What the exercise asks:
Output every line of the material exactly.

Input:
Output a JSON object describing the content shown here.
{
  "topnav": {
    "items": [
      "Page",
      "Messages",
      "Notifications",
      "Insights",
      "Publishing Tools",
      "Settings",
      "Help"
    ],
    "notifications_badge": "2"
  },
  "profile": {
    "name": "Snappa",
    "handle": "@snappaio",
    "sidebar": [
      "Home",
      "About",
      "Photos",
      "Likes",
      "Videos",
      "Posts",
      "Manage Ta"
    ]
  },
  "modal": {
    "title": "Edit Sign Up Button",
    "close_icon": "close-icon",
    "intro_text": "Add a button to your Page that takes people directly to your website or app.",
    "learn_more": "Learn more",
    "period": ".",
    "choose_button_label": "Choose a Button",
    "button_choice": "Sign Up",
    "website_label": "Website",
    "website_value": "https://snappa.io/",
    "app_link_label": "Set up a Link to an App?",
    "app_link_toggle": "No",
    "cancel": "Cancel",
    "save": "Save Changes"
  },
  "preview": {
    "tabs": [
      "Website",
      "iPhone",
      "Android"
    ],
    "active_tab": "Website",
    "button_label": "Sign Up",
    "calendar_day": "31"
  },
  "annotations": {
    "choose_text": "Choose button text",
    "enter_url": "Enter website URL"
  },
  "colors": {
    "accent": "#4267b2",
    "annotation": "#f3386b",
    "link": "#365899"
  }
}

Solution below:
Output a JSON object describing the content shown here.
{
  "topnav": {
    "items": [
      "Page",
      "Messages",
      "Notifications",
      "Insights",
      "Publishing Tools",
      "Settings",
      "Help"
    ],
    "notifications_badge": "2"
  },
  "profile": {
    "name": "Snappa",
    "handle": "@snappaio",
    "sidebar": [
      "Home",
      "About",
      "Photos",
      "Likes",
      "Videos",
      "Posts",
      "Manage Ta"
    ]
  },
  "modal": {
    "title": "Edit Sign Up Button",
    "close_icon": "close-icon",
    "intro_text": "Add a button to your Page that takes people directly to your website or app.",
    "learn_more": "Learn more",
    "period": ".",
    "choose_button_label": "Choose a Button",
    "button_choice": "Sign Up",
    "website_label": "Website",
    "website_value": "https://snappa.io/",
    "app_link_label": "Set up a Link to an App?",
    "app_link_toggle": "No",
    "cancel": "Cancel",
    "save": "Save Changes"
  },
  "preview": {
    "tabs": [
      "Website",
      "iPhone",
      "Android"
    ],
    "active_tab": "Website",
    "button_label": "Sign Up",
    "calendar_day": "31"
  },
  "annotations": {
    "choose_text": "Choose button text",
    "enter_url": "Enter website URL"
  },
  "colors": {
    "accent": "#4267b2",
    "annotation": "#f3386b",
    "link": "#365899"
  }
}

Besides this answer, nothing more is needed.